Tax Center / Recent Tax Law Changes

Tax Relief Extension Act of 1999

Format for Printing

Format for printing

Request Reprints

Reuse/Reprint

By Roy Lewis

In 1999, Congress overwhelmingly approved legislation that will have an impact on your tax returns. The legislation extended many expired (or expiring) tax provisions until December 31, 2001. Let's take a few minutes to see the impact of this law.

Alternative Minimum Tax (AMT) for non-refundable credits: The rules that allowed various non-refundable credits to reduce both regular and AMT taxes was set to expire on December 31, 1999. What good would these credits be if they only reduced your regular taxes and not your AMT taxes? For many, no good whatsoever. Congress appears to have understood the problem and did something about it. Thanks guys (and gals)!

Because of this legislation, your non-refundable credits (including the child credit, the dependent care credit, credit for the elderly, adoption credit, the home mortgage credit, and the Hope and Lifetime Learning education credits) reduces both your regular tax and your AMT tax. This is true for tax years 1999, 2000, and 2001. We'll have to sweat out similar extender provisions in 2001, but the credit relief is certain until then.

Research Credit: The legislation extends the research credit through June 30, 2004. This is a business provision that won't impact many of you. (Maybe it's something you can use to impress your friends with your tax knowledge or even win a bar bet.) This credit can have a significant impact on a number of companies... even companies that you might hold in your portfolio. So, this credit being extended might help you indirectly (via stock appreciation). And, if one (or more) of your holdings takes significant advantage of the research credits, you might want to keep the June 30, 2004 expiration date in the back of your mind. Nevertheless, we'll not spend any real time on this issue.

Employer Provided Educational Assistance: The legislation extends the present exclusion for employer-provided educational assistance through December 31, 2001. The provision applies to courses beginning after May 31, 2000 and before January 1, 2002. The education assistance portion of the IRS code has been used, abused, discarded, resurrected, and tinkered with so much over the last five years, that many employees (and employers) don't even know where they stand anymore. If this is something that has meaning to you, make sure you check out the current provisions with the Human Resources and/or Benefits team at your place of employment. They should be able to provide you with the current rules and how you might benefit from them.

Rum Excise Tax: The legislation includes a temporary increase in the excise tax on rum coming from Puerto Rico and the U.S. Virgin Islands from July 1, 1999 through December 31, 2001. I not only bring this up because I fear the cost of my next Cuba Libre might increase, but also to point out that tax legislation deals with many, many issues.

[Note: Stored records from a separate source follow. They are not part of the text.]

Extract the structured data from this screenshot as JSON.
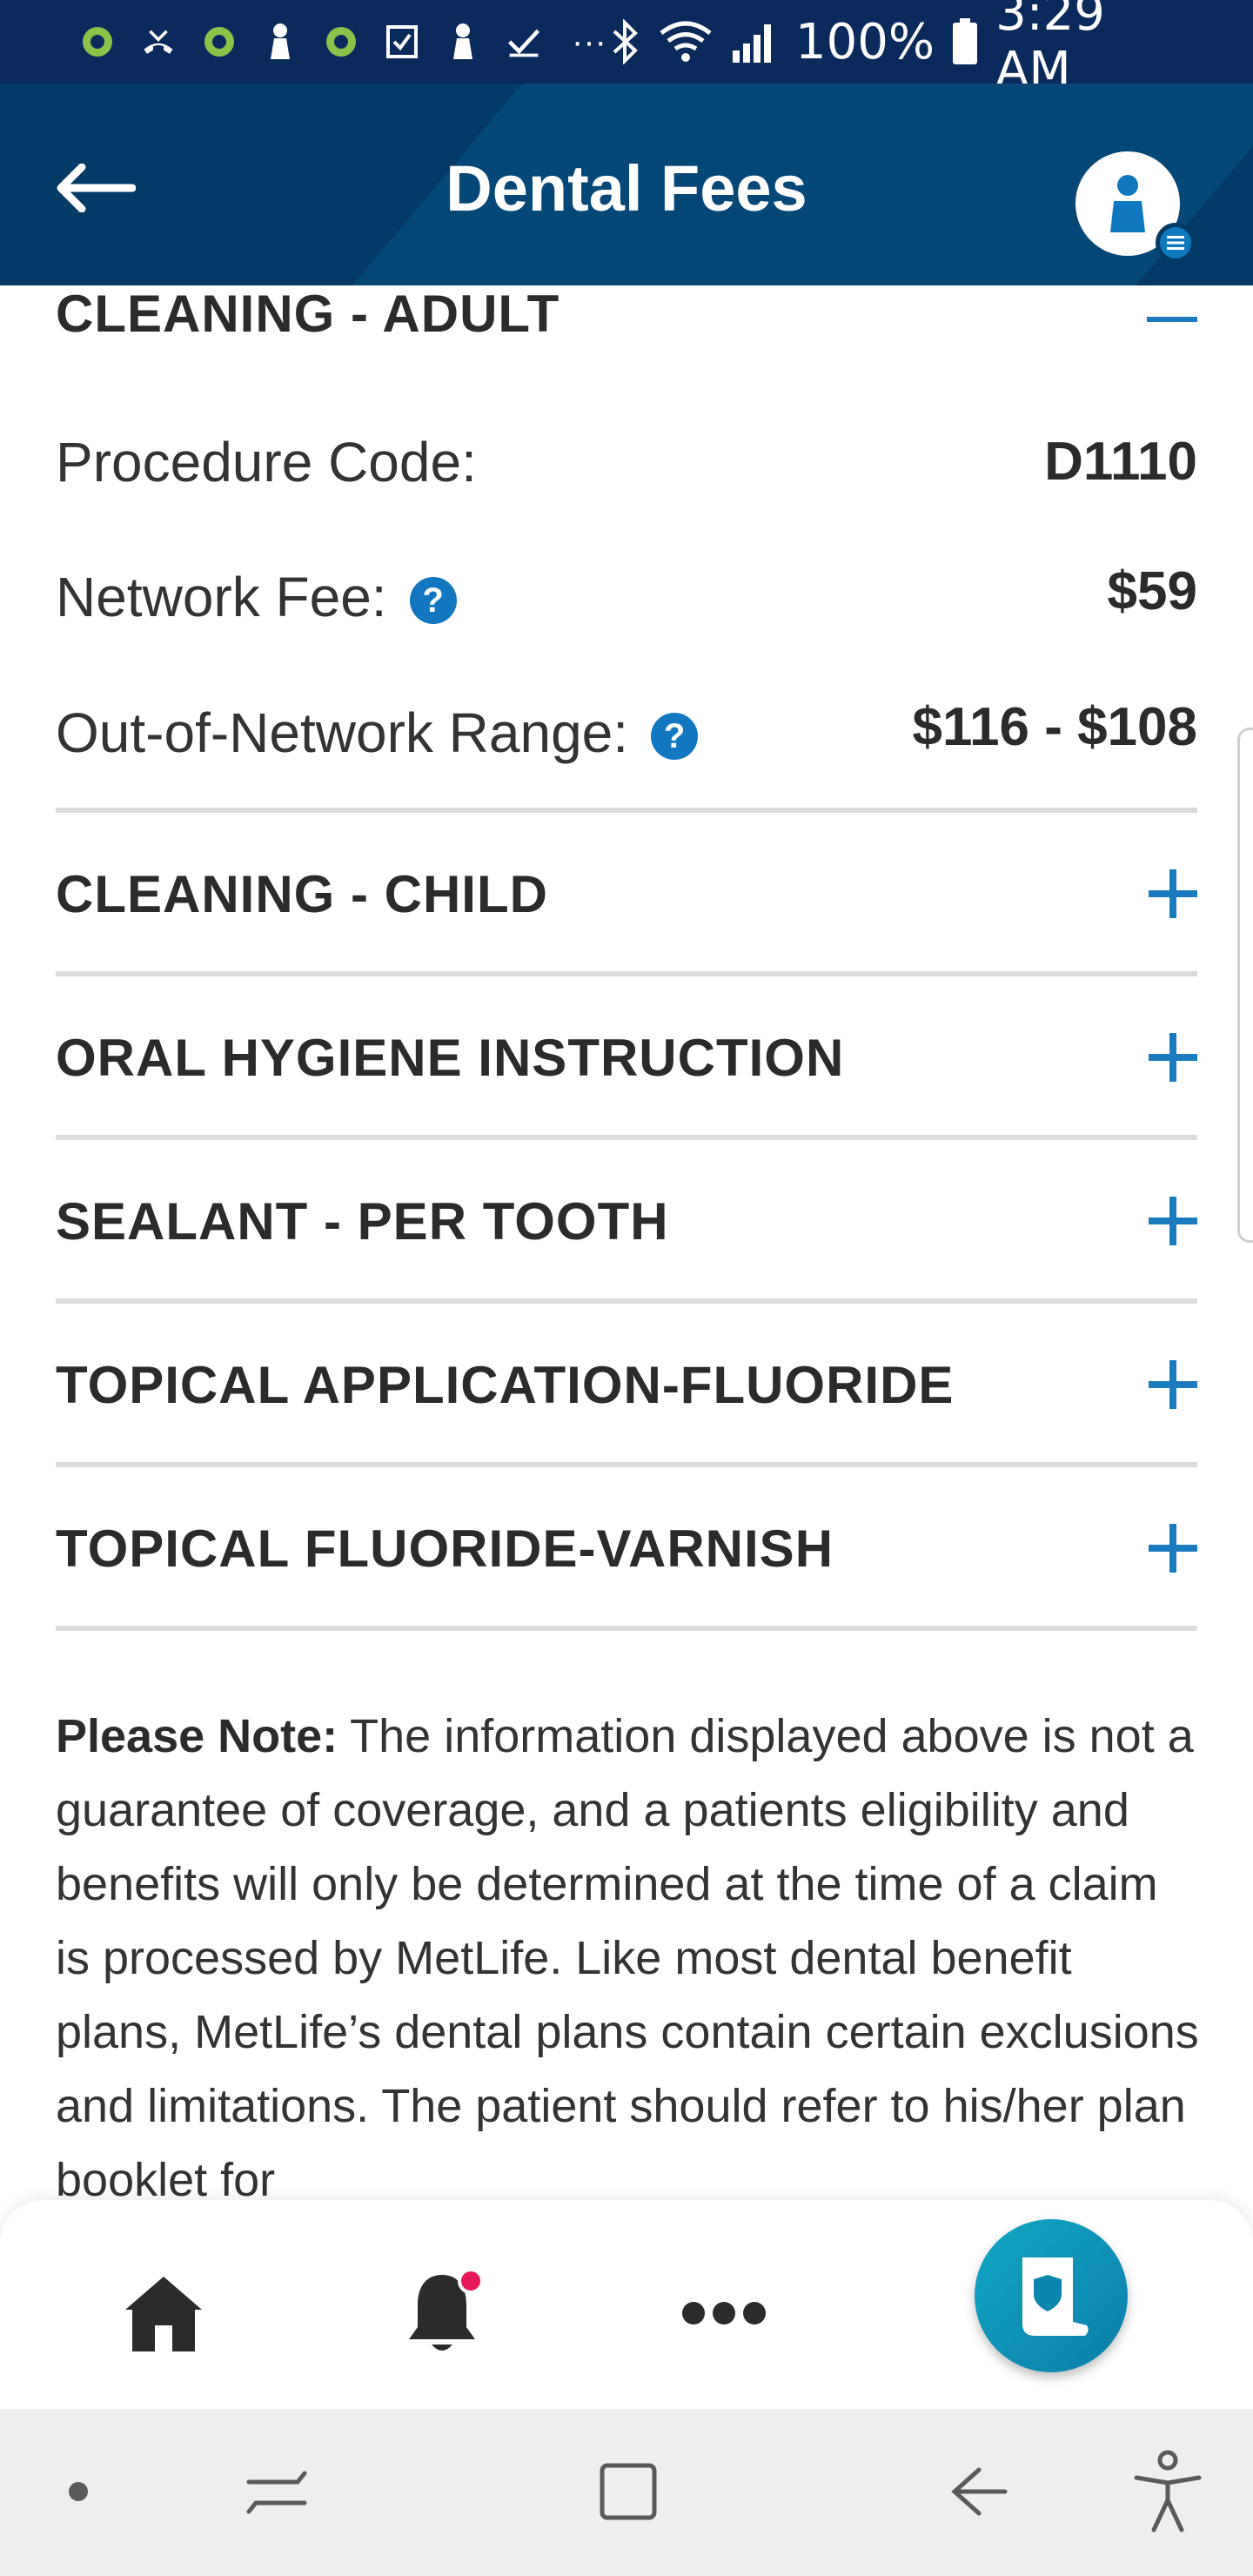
{
  "status_bar": {
    "battery": "100%",
    "time": "3:29 AM",
    "more": "···"
  },
  "header": {
    "title": "Dental Fees"
  },
  "expanded_item": {
    "title": "CLEANING - ADULT",
    "details": [
      {
        "label": "Procedure Code:",
        "value": "D1110",
        "help": false
      },
      {
        "label": "Network Fee:",
        "value": "$59",
        "help": true
      },
      {
        "label": "Out-of-Network Range:",
        "value": "$116 - $108",
        "help": true
      }
    ],
    "help_glyph": "?"
  },
  "fee_items": [
    {
      "label": "CLEANING - CHILD"
    },
    {
      "label": "ORAL HYGIENE INSTRUCTION"
    },
    {
      "label": "SEALANT - PER TOOTH"
    },
    {
      "label": "TOPICAL APPLICATION-FLUORIDE"
    },
    {
      "label": "TOPICAL FLUORIDE-VARNISH"
    }
  ],
  "disclaimer": {
    "lead": "Please Note:",
    "text": " The information displayed above is not a guarantee of coverage, and a patients eligibility and benefits will only be determined at the time of a claim is processed by MetLife. Like most dental benefit plans, MetLife’s dental plans contain certain exclusions and limitations. The patient should refer to his/her plan booklet for"
  },
  "bottom_nav": {
    "items": [
      "home-icon",
      "bell-icon",
      "more-icon",
      "id-card-icon"
    ]
  },
  "colors": {
    "header": "#043a66",
    "status_bar": "#0b2a5c",
    "accent": "#1b7bbf",
    "fab": "#0f97b8",
    "notification": "#e8185a"
  }
}
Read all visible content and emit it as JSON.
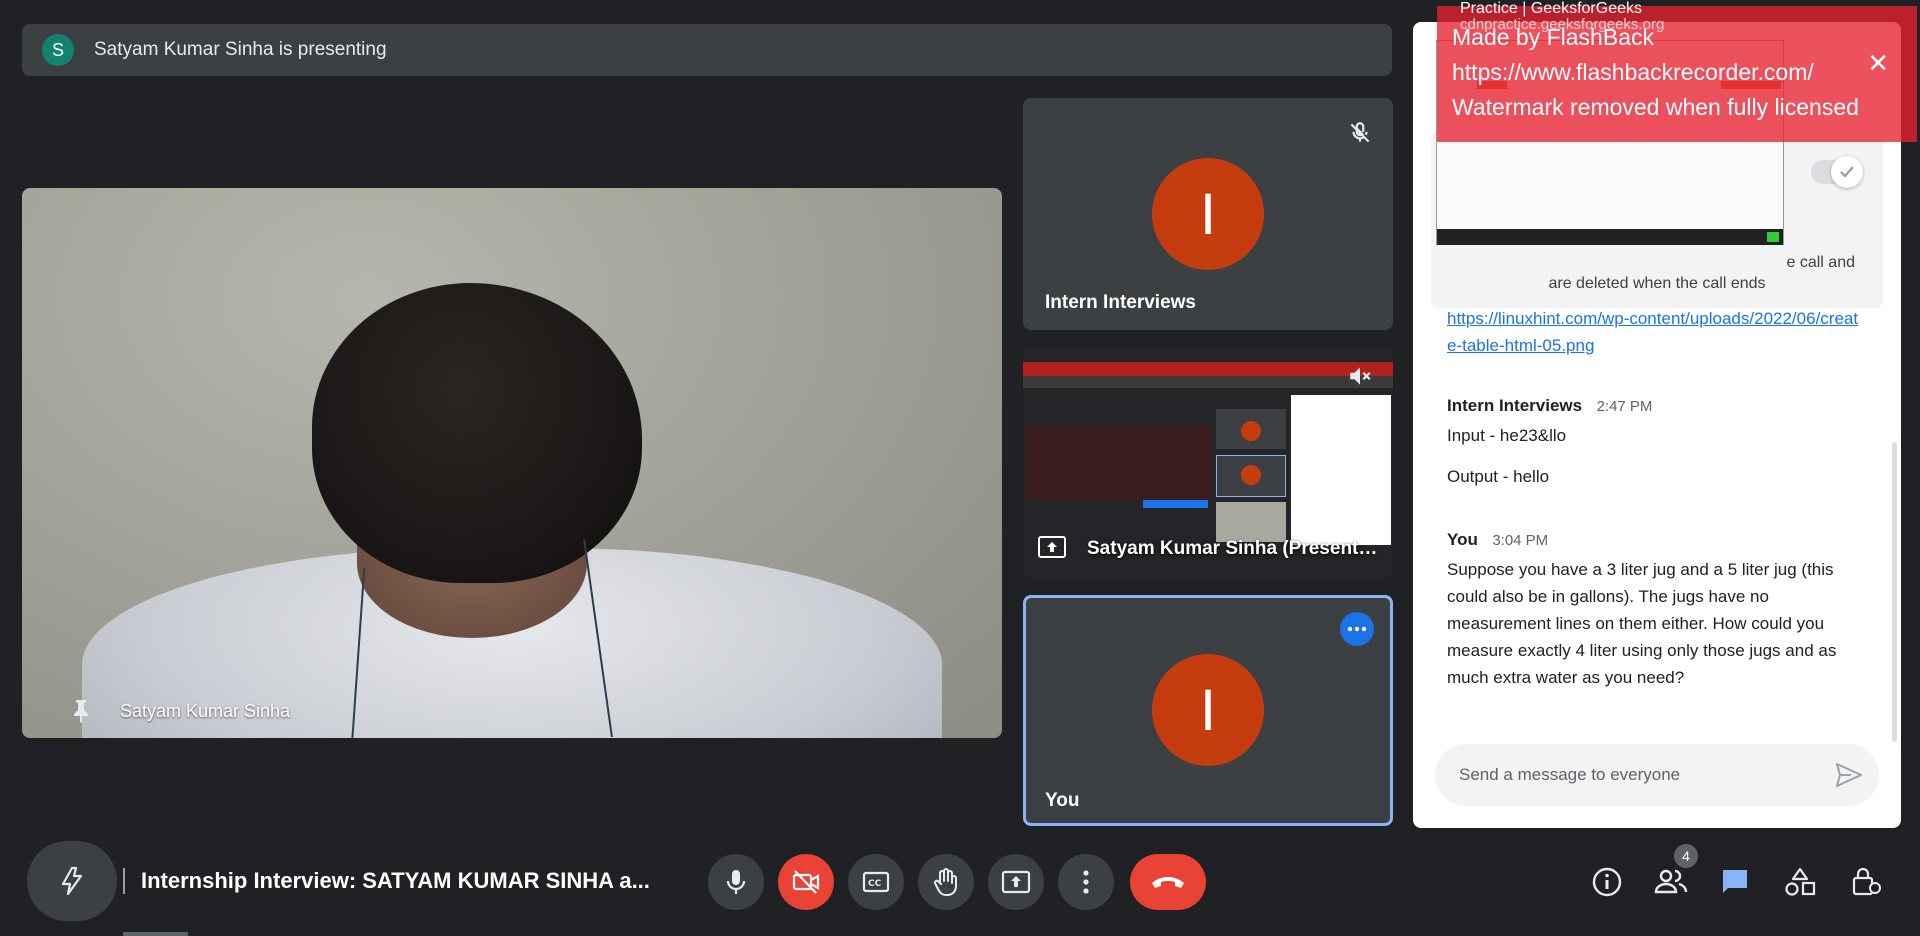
{
  "presenting": {
    "avatar_letter": "S",
    "text": "Satyam Kumar Sinha is presenting"
  },
  "main_video": {
    "name": "Satyam Kumar Sinha"
  },
  "tiles": [
    {
      "name": "Intern Interviews",
      "avatar_letter": "I",
      "muted": true
    },
    {
      "name": "Satyam Kumar Sinha (Present…",
      "type": "screen-share",
      "muted": true
    },
    {
      "name": "You",
      "avatar_letter": "I",
      "active": true
    }
  ],
  "chat": {
    "notice_text_line1": "e call and",
    "notice_text_line2": "are deleted when the call ends",
    "link": "https://linuxhint.com/wp-content/uploads/2022/06/create-table-html-05.png",
    "messages": [
      {
        "sender": "Intern Interviews",
        "time": "2:47 PM",
        "lines": [
          "Input - he23&llo",
          "Output - hello"
        ]
      },
      {
        "sender": "You",
        "time": "3:04 PM",
        "lines": [
          "Suppose you have a 3 liter jug and a 5 liter jug (this",
          "could also be in gallons). The jugs have no",
          "measurement lines on them either. How could you",
          "measure exactly 4 liter using only those jugs and as",
          "much extra water as you need?"
        ]
      }
    ],
    "input_placeholder": "Send a message to everyone"
  },
  "watermark": {
    "tab_title": "Practice | GeeksforGeeks",
    "tab_url": "cdnpractice.geeksforgeeks.org",
    "line1": "Made by FlashBack",
    "line2": "https://www.flashbackrecorder.com/",
    "line3": "Watermark removed when fully licensed",
    "close": "✕"
  },
  "bottom_bar": {
    "meeting_title": "Internship Interview: SATYAM KUMAR SINHA a...",
    "people_count": "4"
  },
  "colors": {
    "accent": "#1a73e8",
    "danger": "#ea4335",
    "avatar": "#c53d0f",
    "bg": "#202124",
    "tile": "#3c4043"
  }
}
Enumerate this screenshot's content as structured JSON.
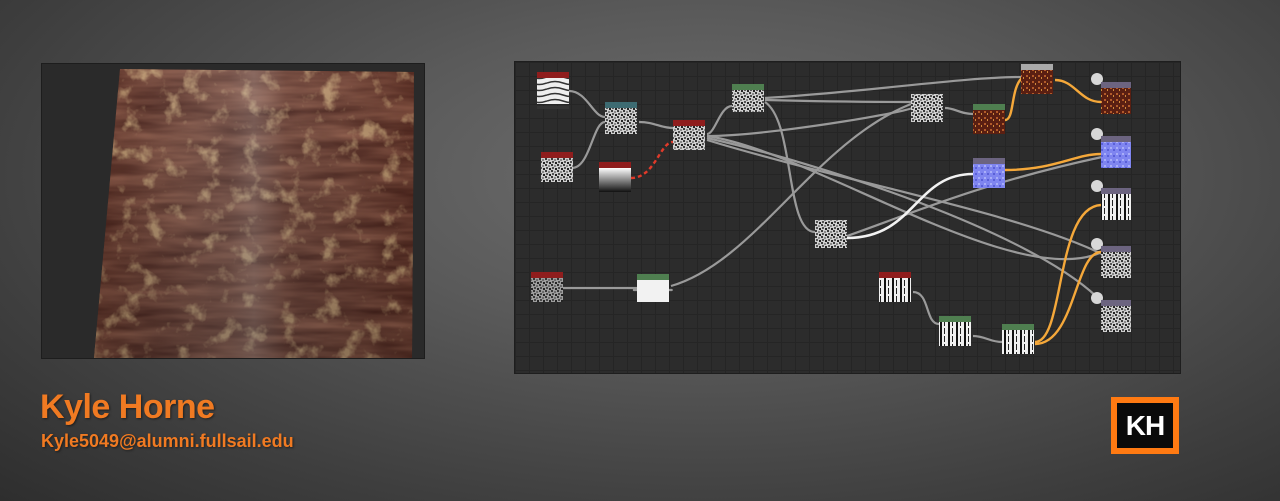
{
  "author": {
    "name": "Kyle Horne",
    "email": "Kyle5049@alumni.fullsail.edu"
  },
  "logo": {
    "text": "KH"
  },
  "colors": {
    "accent": "#f07a22",
    "logo_orange": "#ff7a12",
    "node_header_red": "#8f1d1d",
    "node_header_teal": "#3d6b72",
    "node_header_green": "#4f7f50",
    "node_header_purple": "#6c6480",
    "link_orange": "#f5a83a",
    "link_selected_red": "#e03a2a"
  },
  "icons": {
    "output_node": "output-node-icon",
    "logo": "kh-logo-icon"
  }
}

Washington, D.C. Homebuyer Credit: If you are considering purchasing a home in the Washington, D.C. area, you should know that the special Washington, D.C. first-time homebuyer credit has been extended to cover residences purchased on or before December 31, 2001.

Estimated Tax Safe Harbor Provisions: As you should be aware, if you have enough taxes withheld in the current year (either via withholding and/or qualified estimated tax payments), you can have a very large balance due to Uncle Sammy on April 15th and avoid any underestimated tax penalties on that large balance due. This is true if you can qualify under the "safe harbor" provisions. Well, you should know that the safe harbor provisions have been made a bit more stringent with this legislation.

If your adjusted gross income is more than $150,000 ($75,000 for married filing separate), your safe harbor percentage provisions have been increased. For withholding/estimated tax payments made in 2000, the safe harbor percentage is 108.6% (up from 106%). For 2001, the safe harbor percentage has been increased to 110% (up from 106%).

There are a number of other provisions in the legislation. They could impact any number of people, but are not really worth dealing with here. If you would like to understand more about the legislation, visit the Library of Congress Thomas website and check out H.R. 1180. You'll want to pay particular attention to Title V of the bill. As always, if you have any questions on any of the bill provisions, feel free to leave your question in the Tax Strategies discussion board.

This forum and the information provided here should not be relied on as a substitute for independent research to original sources of authority. The Motley Fool does not render legal, accounting, tax, or other professional advice. If legal, tax, or other expert assistance is required, the services of a competent professional should be sought. In other words, if you get audited, don't blame us.